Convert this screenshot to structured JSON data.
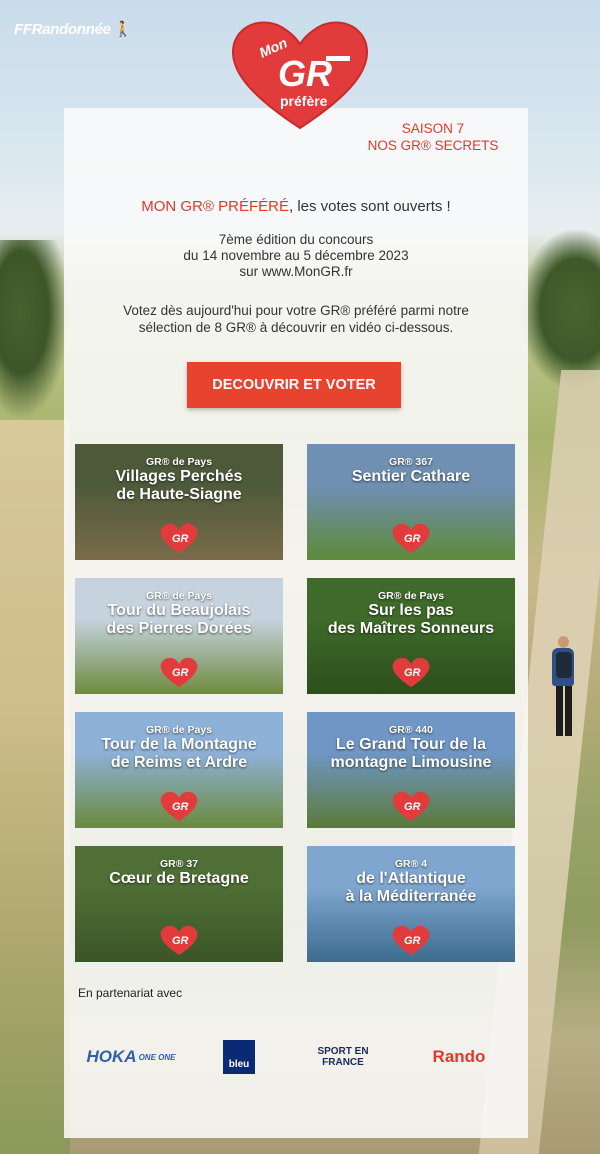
{
  "brand": {
    "ffr_logo": "FFRandonnée",
    "heart_top": "Mon",
    "heart_main": "GR",
    "heart_bottom": "préfère",
    "accent_color": "#e0392a"
  },
  "header": {
    "saison_line1": "SAISON 7",
    "saison_line2": "NOS GR® SECRETS"
  },
  "intro": {
    "headline_red": "MON GR® PRÉFÉRÉ",
    "headline_rest": ", les votes sont ouverts !",
    "edition": "7ème édition du concours",
    "dates": "du 14 novembre au 5 décembre 2023",
    "site": "sur www.MonGR.fr",
    "vote_line1": "Votez dès aujourd'hui pour votre GR® préféré parmi notre",
    "vote_line2": "sélection de 8 GR® à découvrir en vidéo ci-dessous."
  },
  "cta": {
    "label": "DECOUVRIR ET VOTER"
  },
  "tiles": [
    {
      "sub": "GR® de Pays",
      "line1": "Villages Perchés",
      "line2": "de Haute-Siagne",
      "bg": "#4d5a3a",
      "bg2": "#7a6b4a"
    },
    {
      "sub": "GR® 367",
      "line1": "Sentier Cathare",
      "line2": "",
      "bg": "#6f8fb3",
      "bg2": "#5e8a3a"
    },
    {
      "sub": "GR® de Pays",
      "line1": "Tour du Beaujolais",
      "line2": "des Pierres Dorées",
      "bg": "#c6d3df",
      "bg2": "#6e8a3f"
    },
    {
      "sub": "GR® de Pays",
      "line1": "Sur les pas",
      "line2": "des Maîtres Sonneurs",
      "bg": "#3f6a2a",
      "bg2": "#2c4f1c"
    },
    {
      "sub": "GR® de Pays",
      "line1": "Tour de la Montagne",
      "line2": "de Reims et Ardre",
      "bg": "#8eb1d8",
      "bg2": "#6a8a3c"
    },
    {
      "sub": "GR® 440",
      "line1": "Le Grand Tour de la",
      "line2": "montagne Limousine",
      "bg": "#6f96c4",
      "bg2": "#5a7a38"
    },
    {
      "sub": "GR® 37",
      "line1": "Cœur de Bretagne",
      "line2": "",
      "bg": "#4f6f36",
      "bg2": "#3b5527"
    },
    {
      "sub": "GR® 4",
      "line1": "de l'Atlantique",
      "line2": "à la Méditerranée",
      "bg": "#7fa6cf",
      "bg2": "#3d6c8e"
    }
  ],
  "partners": {
    "label": "En partenariat avec",
    "hoka": "HOKA",
    "hoka_small": "ONE ONE",
    "francebleu": "bleu",
    "sport_line1": "SPORT EN",
    "sport_line2": "FRANCE",
    "rando": "Rando"
  }
}
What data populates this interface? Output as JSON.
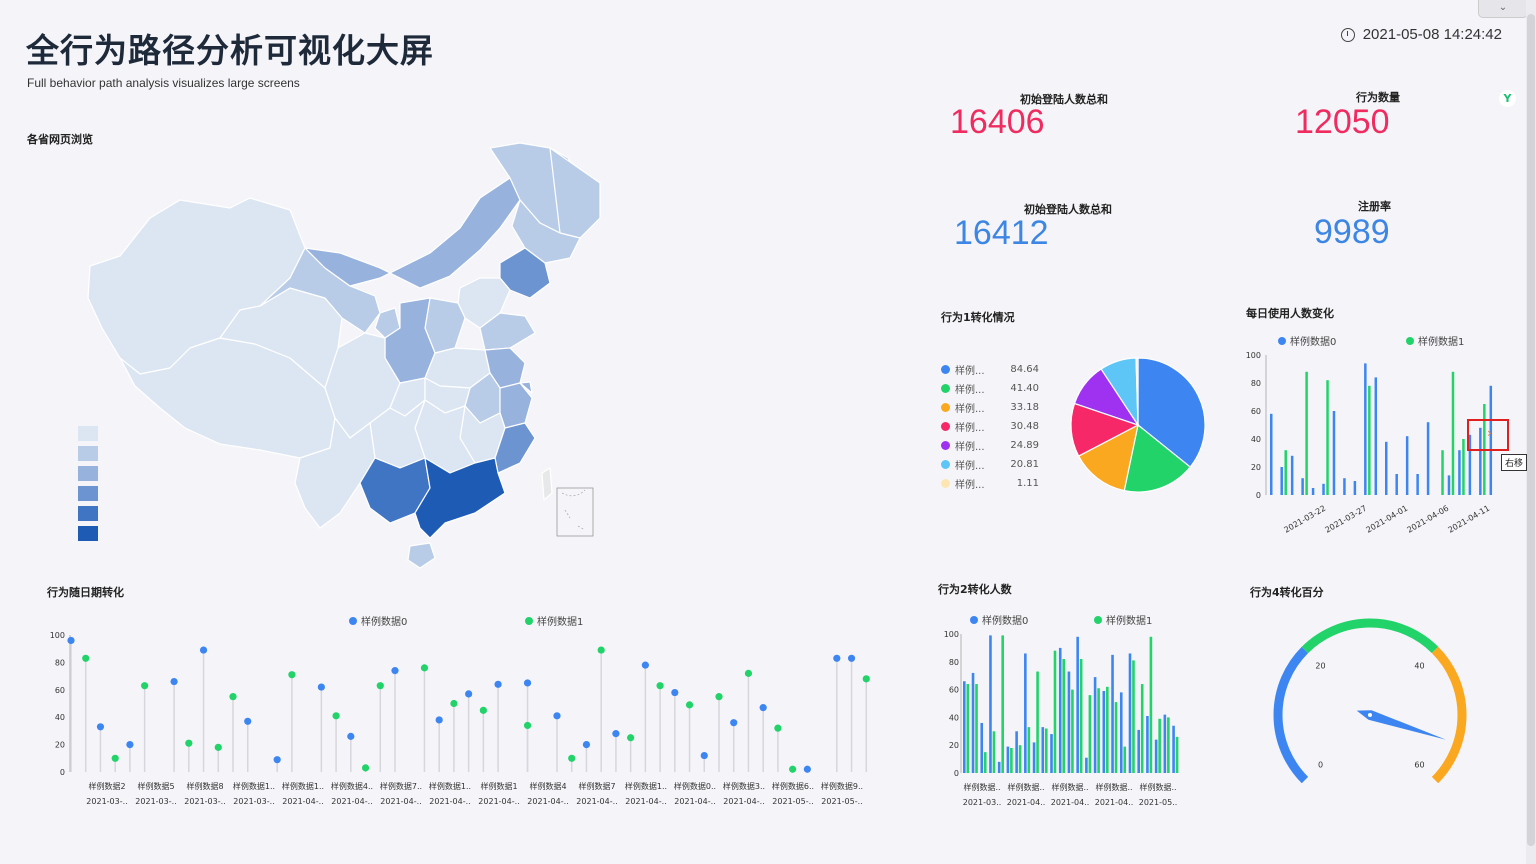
{
  "header": {
    "title": "全行为路径分析可视化大屏",
    "subtitle": "Full behavior path analysis visualizes large screens",
    "datetime": "2021-05-08 14:24:42",
    "clock_icon": "clock-icon"
  },
  "map": {
    "title": "各省网页浏览",
    "legend_colors": [
      "#dce6f3",
      "#b8cce8",
      "#97b2dd",
      "#6c94d0",
      "#3f75c2",
      "#1e5bb5"
    ]
  },
  "kpis": [
    {
      "label": "初始登陆人数总和",
      "value": "16406",
      "color": "#ef2b5f"
    },
    {
      "label": "行为数量",
      "value": "12050",
      "color": "#ef2b5f"
    },
    {
      "label": "初始登陆人数总和",
      "value": "16412",
      "color": "#3d86e4"
    },
    {
      "label": "注册率",
      "value": "9989",
      "color": "#3d86e4"
    }
  ],
  "pie": {
    "title": "行为1转化情况",
    "chart_data": {
      "type": "pie",
      "slices": [
        {
          "name": "样例...",
          "value": 84.64,
          "color": "#3d86f2"
        },
        {
          "name": "样例...",
          "value": 41.4,
          "color": "#22d36a"
        },
        {
          "name": "样例...",
          "value": 33.18,
          "color": "#fba821"
        },
        {
          "name": "样例...",
          "value": 30.48,
          "color": "#f72867"
        },
        {
          "name": "样例...",
          "value": 24.89,
          "color": "#9e32f0"
        },
        {
          "name": "样例...",
          "value": 20.81,
          "color": "#5ec6f6"
        },
        {
          "name": "样例...",
          "value": 1.11,
          "color": "#fde6b2"
        }
      ]
    },
    "value_labels": [
      "84.64",
      "41.40",
      "33.18",
      "30.48",
      "24.89",
      "20.81",
      "1.11"
    ]
  },
  "daily": {
    "title": "每日使用人数变化",
    "series_names": [
      "样例数据0",
      "样例数据1"
    ],
    "tooltip": "右移",
    "chart_data": {
      "type": "bar",
      "ylim": [
        0,
        100
      ],
      "yticks": [
        "100",
        "80",
        "60",
        "40",
        "20",
        "0"
      ],
      "xticks": [
        "2021-03-22",
        "2021-03-27",
        "2021-04-01",
        "2021-04-06",
        "2021-04-11"
      ],
      "series": [
        {
          "name": "样例数据0",
          "color": "#3d86f2",
          "values": [
            58,
            20,
            28,
            12,
            5,
            8,
            60,
            12,
            10,
            94,
            84,
            38,
            15,
            42,
            15,
            52,
            0,
            14,
            32,
            43,
            48,
            78
          ]
        },
        {
          "name": "样例数据1",
          "color": "#22d36a",
          "values": [
            0,
            32,
            0,
            88,
            0,
            82,
            0,
            0,
            0,
            78,
            0,
            0,
            0,
            0,
            0,
            0,
            32,
            88,
            40,
            0,
            65,
            0
          ]
        }
      ]
    }
  },
  "scatter": {
    "title": "行为随日期转化",
    "series_names": [
      "样例数据0",
      "样例数据1"
    ],
    "chart_data": {
      "type": "scatter",
      "ylim": [
        0,
        100
      ],
      "yticks": [
        "100",
        "80",
        "60",
        "40",
        "20",
        "0"
      ],
      "xticks_row1": [
        "样例数据2",
        "样例数据5",
        "样例数据8",
        "样例数据1..",
        "样例数据1..",
        "样例数据4..",
        "样例数据7..",
        "样例数据1..",
        "样例数据1",
        "样例数据4",
        "样例数据7",
        "样例数据1..",
        "样例数据0..",
        "样例数据3..",
        "样例数据6..",
        "样例数据9.."
      ],
      "xticks_row2": [
        "2021-03-..",
        "2021-03-..",
        "2021-03-..",
        "2021-03-..",
        "2021-04-..",
        "2021-04-..",
        "2021-04-..",
        "2021-04-..",
        "2021-04-..",
        "2021-04-..",
        "2021-04-..",
        "2021-04-..",
        "2021-04-..",
        "2021-04-..",
        "2021-05-..",
        "2021-05-.."
      ],
      "series": [
        {
          "name": "样例数据0",
          "color": "#3d86f2",
          "values": [
            96,
            null,
            33,
            null,
            20,
            null,
            null,
            66,
            null,
            89,
            null,
            null,
            37,
            null,
            9,
            null,
            null,
            62,
            null,
            26,
            null,
            null,
            74,
            null,
            null,
            38,
            null,
            57,
            null,
            64,
            null,
            65,
            null,
            41,
            null,
            20,
            null,
            28,
            null,
            78,
            null,
            58,
            null,
            12,
            null,
            36,
            null,
            47,
            null,
            null,
            2,
            null,
            83,
            83,
            null
          ]
        },
        {
          "name": "样例数据1",
          "color": "#22d36a",
          "values": [
            null,
            83,
            null,
            10,
            null,
            63,
            null,
            null,
            21,
            null,
            18,
            55,
            null,
            null,
            null,
            71,
            null,
            null,
            41,
            null,
            3,
            63,
            null,
            null,
            76,
            null,
            50,
            null,
            45,
            null,
            null,
            34,
            null,
            null,
            10,
            null,
            89,
            null,
            25,
            null,
            63,
            null,
            49,
            null,
            55,
            null,
            72,
            null,
            32,
            2,
            null,
            null,
            null,
            null,
            68,
            89
          ]
        }
      ]
    }
  },
  "bar2": {
    "title": "行为2转化人数",
    "series_names": [
      "样例数据0",
      "样例数据1"
    ],
    "chart_data": {
      "type": "bar",
      "ylim": [
        0,
        100
      ],
      "yticks": [
        "100",
        "80",
        "60",
        "40",
        "20",
        "0"
      ],
      "xticks_row1": [
        "样例数据..",
        "样例数据..",
        "样例数据..",
        "样例数据..",
        "样例数据.."
      ],
      "xticks_row2": [
        "2021-03..",
        "2021-04..",
        "2021-04..",
        "2021-04..",
        "2021-05.."
      ],
      "series": [
        {
          "name": "样例数据0",
          "color": "#3d86f2",
          "values": [
            66,
            72,
            36,
            99,
            8,
            19,
            30,
            86,
            22,
            33,
            28,
            90,
            73,
            98,
            11,
            69,
            59,
            85,
            58,
            86,
            31,
            41,
            24,
            42,
            34
          ]
        },
        {
          "name": "样例数据1",
          "color": "#22d36a",
          "values": [
            64,
            64,
            15,
            30,
            99,
            18,
            20,
            33,
            73,
            32,
            88,
            82,
            60,
            82,
            56,
            61,
            62,
            51,
            19,
            81,
            64,
            98,
            39,
            40,
            26
          ]
        }
      ]
    }
  },
  "gauge": {
    "title": "行为4转化百分",
    "chart_data": {
      "type": "gauge",
      "min": 0,
      "max": 60,
      "ticks": [
        "0",
        "20",
        "40",
        "60"
      ],
      "value": 54
    }
  }
}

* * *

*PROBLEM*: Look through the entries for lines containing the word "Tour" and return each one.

*EXERCISE RESPONSE*:
      "line1": "Tour du Beaujolais",
      "line1": "Tour de la Montagne",
      "line1": "Le Grand Tour de la",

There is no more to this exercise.